This phone also uses the latest LPDDR5 RAM and UFS 3.0 storage. For reference: that's the same kind of memory OnePlus uses in its ultra-fast OnePlus 8 Pro. It means everything from loading games, downloading content, and running apps is as fast and problem-free as any phone on the market.
The only aspect we've not been able to test is 5G connectivity. During lockdown we're nowhere near to such a network, so it'd 4G only for the time being. This means we can't yet comment on how 5G might affect battery life.
- Quad rear cameras:
- Main: 64-megapixel, f/1.8 aperture
- Wide/macro: 8MP, f/2.3
- Zoom (2x): 12MP, f/2.5
- Mono: 2MP, f/2.4
- Dual selfie camera:
- 32MP & 8MP ultra-wide
Realme, like so many other brands, has equipped the X50 Pro with multiple cameras on its back. There are three useful ones, and a less useful fourth one that's there to capture black and white data.
It's completely possible to take good photos with this system, whether you use the wide, ultra-wide or telephoto zoom lens. Photos are full of color, and relatively detailed when you take them in good light.
But it's not perfect. First and most prominent is that the main camera shows crazy lens-flare if you happen to point it vaguely in the direction of the sun or light source. Often we found it would create a very distracting rainbow pattern across the entire shot if you had the sun up in the top right corner (even out of shot).
Then there were issues with taking macro shots. Like some other manufacturers, the ultra-wide lens can be used as a macro to get up close to objects. Results aren't terrific.

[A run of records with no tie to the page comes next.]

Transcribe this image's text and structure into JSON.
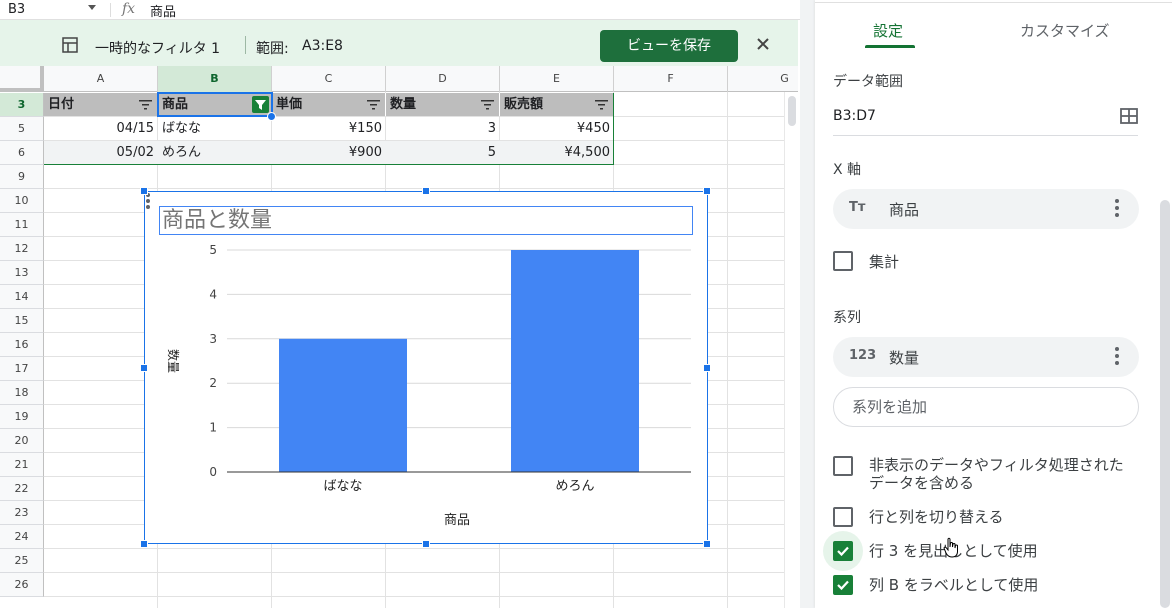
{
  "formula_bar": {
    "cell_ref": "B3",
    "fx": "fx",
    "formula": "商品"
  },
  "filter_view": {
    "name": "一時的なフィルタ 1",
    "range_label": "範囲:",
    "range": "A3:E8",
    "save_button": "ビューを保存"
  },
  "grid": {
    "columns": [
      "A",
      "B",
      "C",
      "D",
      "E",
      "F",
      "G"
    ],
    "rows": [
      "3",
      "5",
      "6",
      "9",
      "10",
      "11",
      "12",
      "13",
      "14",
      "15",
      "16",
      "17",
      "18",
      "19",
      "20",
      "21",
      "22",
      "23",
      "24",
      "25",
      "26"
    ],
    "header_row": [
      "日付",
      "商品",
      "単価",
      "数量",
      "販売額"
    ],
    "data_rows": [
      [
        "04/15",
        "ばなな",
        "¥150",
        "3",
        "¥450"
      ],
      [
        "05/02",
        "めろん",
        "¥900",
        "5",
        "¥4,500"
      ]
    ]
  },
  "chart_data": {
    "type": "bar",
    "title": "商品と数量",
    "categories": [
      "ばなな",
      "めろん"
    ],
    "values": [
      3,
      5
    ],
    "xlabel": "商品",
    "ylabel": "数量",
    "ylim": [
      0,
      5
    ],
    "yticks": [
      "0",
      "1",
      "2",
      "3",
      "4",
      "5"
    ],
    "color": "#4285f4",
    "grid": true,
    "legend": "none"
  },
  "panel": {
    "tabs": [
      "設定",
      "カスタマイズ"
    ],
    "data_range_label": "データ範囲",
    "data_range": "B3:D7",
    "x_axis_label": "X 軸",
    "x_axis_type_icon": "Tт",
    "x_axis_value": "商品",
    "aggregate_label": "集計",
    "series_label": "系列",
    "series_type_icon": "123",
    "series_value": "数量",
    "add_series": "系列を追加",
    "options": [
      {
        "label": "非表示のデータやフィルタ処理された",
        "label2": "データを含める",
        "checked": false
      },
      {
        "label": "行と列を切り替える",
        "checked": false
      },
      {
        "label": "行 3 を見出しとして使用",
        "checked": true
      },
      {
        "label": "列 B をラベルとして使用",
        "checked": true
      }
    ]
  }
}
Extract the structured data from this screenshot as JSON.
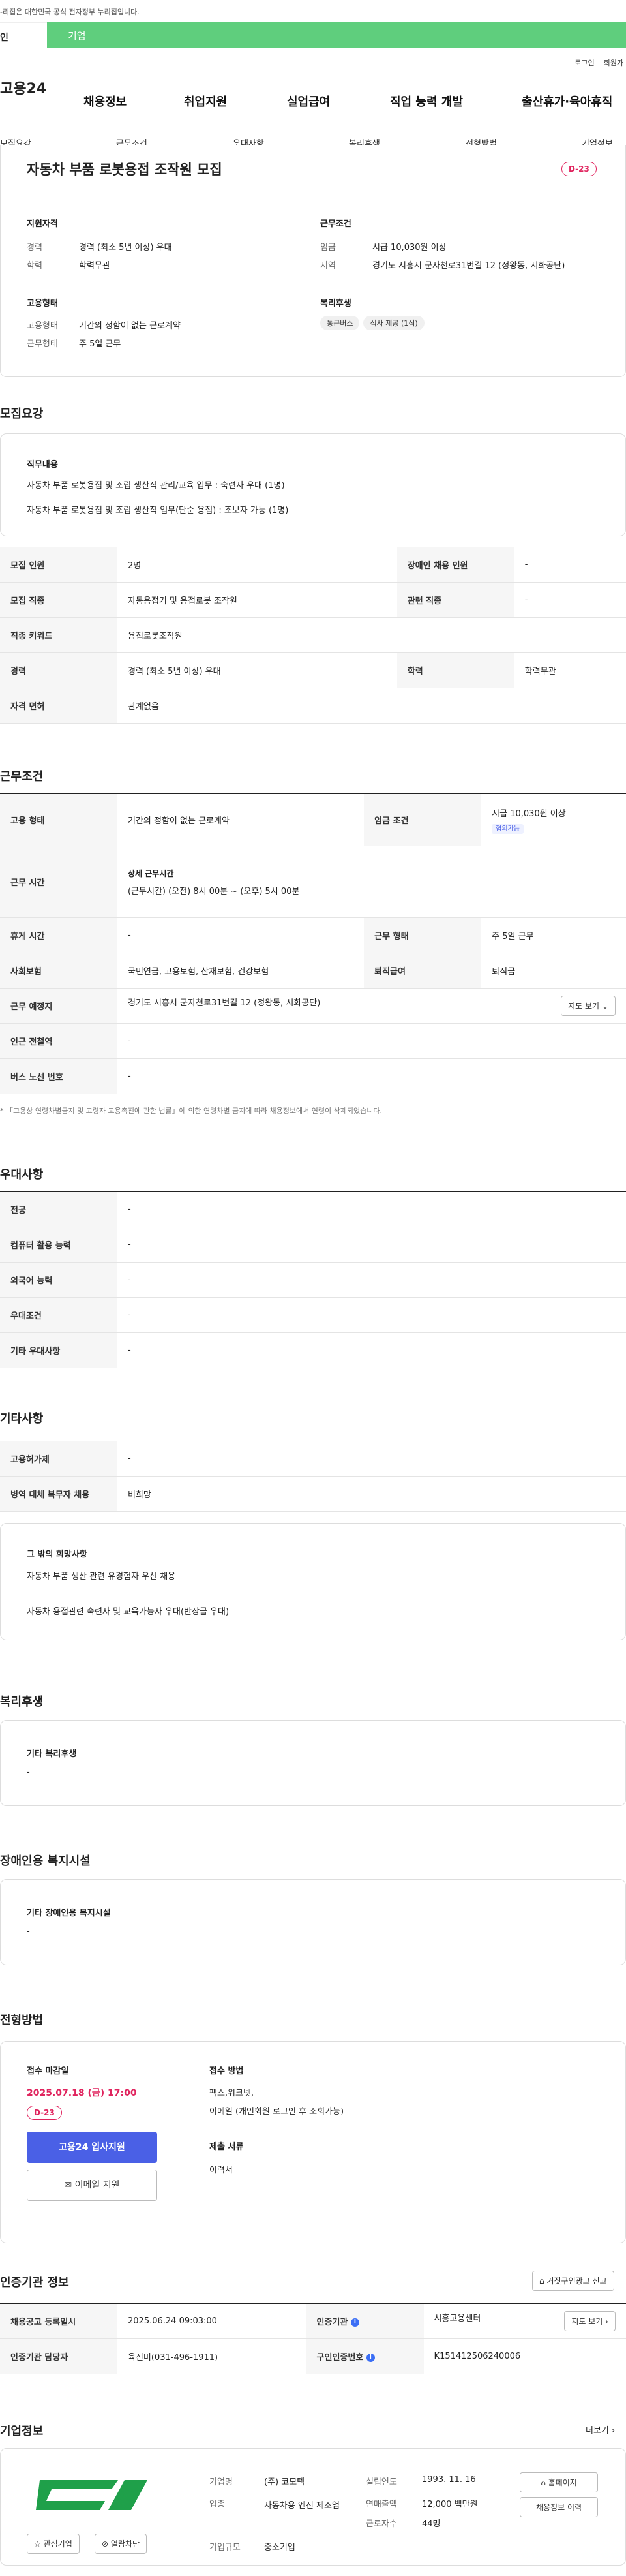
{
  "topnote": "-리집은 대한민국 공식 전자정부 누리집입니다.",
  "tabs": [
    "인",
    "기업"
  ],
  "util": [
    "로그인",
    "회원가"
  ],
  "gnb": {
    "logo": "고용24",
    "items": [
      "채용정보",
      "취업지원",
      "실업급여",
      "직업 능력 개발",
      "출산휴가·육아휴직"
    ]
  },
  "lnb": [
    "모집요강",
    "근무조건",
    "우대사항",
    "복리후생",
    "전형방법",
    "기업정보"
  ],
  "title": "자동차 부품 로봇용접 조작원 모집",
  "dday": "D-23",
  "summary": {
    "qual_head": "지원자격",
    "career_l": "경력",
    "career_v": "경력 (최소 5년 이상) 우대",
    "edu_l": "학력",
    "edu_v": "학력무관",
    "work_head": "근무조건",
    "wage_l": "임금",
    "wage_v": "시급 10,030원 이상",
    "area_l": "지역",
    "area_v": "경기도 시흥시 군자천로31번길 12 (정왕동, 시화공단)",
    "emp_head": "고용형태",
    "etype_l": "고용형태",
    "etype_v": "기간의 정함이 없는 근로계약",
    "wtype_l": "근무형태",
    "wtype_v": "주 5일 근무",
    "welf_head": "복리후생",
    "welf_tags": [
      "통근버스",
      "식사 제공 (1식)"
    ]
  },
  "recruit": {
    "head": "모집요강",
    "job_head": "직무내용",
    "job_lines": [
      "자동차 부품 로봇용접 및 조립 생산직 관리/교육 업무 : 숙련자 우대  (1명)",
      "자동차 부품 로봇용접 및 조립 생산직 업무(단순 용접) : 조보자 가능 (1명)"
    ],
    "rows": [
      [
        "모집 인원",
        "2명",
        "장애인 채용 인원",
        "-"
      ],
      [
        "모집 직종",
        "자동용접기 및 용접로봇 조작원",
        "관련 직종",
        "-"
      ],
      [
        "직종 키워드",
        "용접로봇조작원"
      ],
      [
        "경력",
        "경력 (최소 5년 이상) 우대",
        "학력",
        "학력무관"
      ],
      [
        "자격 면허",
        "관계없음"
      ]
    ]
  },
  "work": {
    "head": "근무조건",
    "etype_l": "고용 형태",
    "etype_v": "기간의 정함이 없는 근로계약",
    "wage_l": "임금 조건",
    "wage_v": "시급 10,030원 이상",
    "wage_tag": "협의가능",
    "time_l": "근무 시간",
    "time_head": "상세 근무시간",
    "time_v": "(근무시간) (오전) 8시 00분 ~ (오후) 5시 00분",
    "rest_l": "휴게 시간",
    "rest_v": "-",
    "wtype_l": "근무 형태",
    "wtype_v": "주 5일 근무",
    "ins_l": "사회보험",
    "ins_v": "국민연금, 고용보험, 산재보험, 건강보험",
    "sev_l": "퇴직급여",
    "sev_v": "퇴직금",
    "place_l": "근무 예정지",
    "place_v": "경기도 시흥시 군자천로31번길 12 (정왕동, 시화공단)",
    "map_btn": "지도 보기",
    "subway_l": "인근 전철역",
    "subway_v": "-",
    "bus_l": "버스 노선 번호",
    "bus_v": "-",
    "note": "* 「고용상 연령차별금지 및 고령자 고용촉진에 관한 법률」에 의한 연령차별 금지에 따라 채용정보에서 연령이 삭제되었습니다."
  },
  "pref": {
    "head": "우대사항",
    "rows": [
      [
        "전공",
        "-"
      ],
      [
        "컴퓨터 활용 능력",
        "-"
      ],
      [
        "외국어 능력",
        "-"
      ],
      [
        "우대조건",
        "-"
      ],
      [
        "기타 우대사항",
        "-"
      ]
    ]
  },
  "etc": {
    "head": "기타사항",
    "rows": [
      [
        "고용허가제",
        "-"
      ],
      [
        "병역 대체 복무자 채용",
        "비희망"
      ]
    ],
    "wish_head": "그 밖의 희망사항",
    "wish_lines": [
      "자동차 부품 생산 관련 유경험자 우선 채용",
      "자동차 용접관련 숙련자 및 교육가능자 우대(반장급 우대)"
    ]
  },
  "welfare": {
    "head": "복리후생",
    "sub": "기타 복리후생",
    "val": "-"
  },
  "disab": {
    "head": "장애인용 복지시설",
    "sub": "기타 장애인용 복지시설",
    "val": "-"
  },
  "select": {
    "head": "전형방법",
    "deadline_l": "접수 마감일",
    "deadline_v": "2025.07.18 (금) 17:00",
    "dday": "D-23",
    "apply_btn": "고용24 입사지원",
    "email_btn": "이메일 지원",
    "method_l": "접수 방법",
    "method_lines": [
      "팩스,워크넷,",
      "이메일 (개인회원 로그인 후 조회가능)"
    ],
    "docs_l": "제출 서류",
    "docs_v": "이력서"
  },
  "agency": {
    "head": "인증기관 정보",
    "report_btn": "거짓구인광고 신고",
    "rows": [
      [
        "채용공고 등록일시",
        "2025.06.24 09:03:00",
        "인증기관",
        "시흥고용센터"
      ],
      [
        "인증기관 담당자",
        "육진미(031-496-1911)",
        "구인인증번호",
        "K151412506240006"
      ]
    ],
    "map_btn": "지도 보기"
  },
  "company": {
    "head": "기업정보",
    "more": "더보기",
    "interest_btn": "관심기업",
    "block_btn": "열람차단",
    "name_l": "기업명",
    "name_v": "(주) 코모텍",
    "ind_l": "업종",
    "ind_v": "자동차용 엔진 제조업",
    "size_l": "기업규모",
    "size_v": "중소기업",
    "found_l": "설립연도",
    "found_v": "1993. 11. 16",
    "sales_l": "연매출액",
    "sales_v": "12,000 백만원",
    "emp_l": "근로자수",
    "emp_v": "44명",
    "home_btn": "홈페이지",
    "hist_btn": "채용정보 이력"
  },
  "colors": {
    "green": "#5fce7d",
    "blue": "#4a60e6",
    "red": "#e0245e",
    "logo_green": "#1fa04a"
  }
}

Even when shooting completely still objects, ensuring it's in focus before capturing, the resulting image is soft and visually mushy.
The other issue with macro is that, when using the primary camera, if you get close enough to an object, the camera decides that you want to shoot in macro mode and then switches to the other lens, forcing you to reframe and reposition the camera. At which point, while you're moving, it may decide it's no longer close enough and switches back. This is because there's a little distance between the main and ultra-wide lenses, and switching between them alters the position, since they're all laid out in one line on the back of the phone.
We found sometimes that images came out looking like contrast was too high and the image was over processed, making textures look quite harsh and unnatural. But all these points could well be fixed by a software/firmware update. There's a lot of potential here, it's just not quite realised yet.
The Realme X50 Pro looks like it could be a real challenger to the likes of the OnePlus 8 Pro. It's a high powered smartphone, with a quad camera system, crazy-fast charging, and a more affordable price point.
But it faces some stumbling blocks - largely of its own making. The cameras on the back can be inconsistent, especially when switching to macro, or when lens flare kicks in. The display ticks a lot of boxes, too, but is either a bit too contrasty or a bit too muted.
Still, there's a heap of good stuff to praise. It can take great photos, its display is bright and vivid, the battery life and charging speeds are superb, internal hardware is top-drawer, while 5G support at this price point means super-fast connectivity in the future.
For a lot of people, this Realme could be a great way to get flagship performance without spending flagship prices. But in the same breath the established OnePlus 8 series is hard to ignore.
It may not have the ultimate camera performance of other flagships, but the OnePlus 8 still represents great value for money when it comes to build quality and performance. Plus that light approach to software is a real winner. And the green finish is lush.
Xiaomi Mi 9T Pro
Xiaomi makes fantastic and powerful phones that don't cost a lot of money, with the Mi 9T the pinnacle of that ethos. It'll cost you a lot less than the Realme and still offers great overall performance.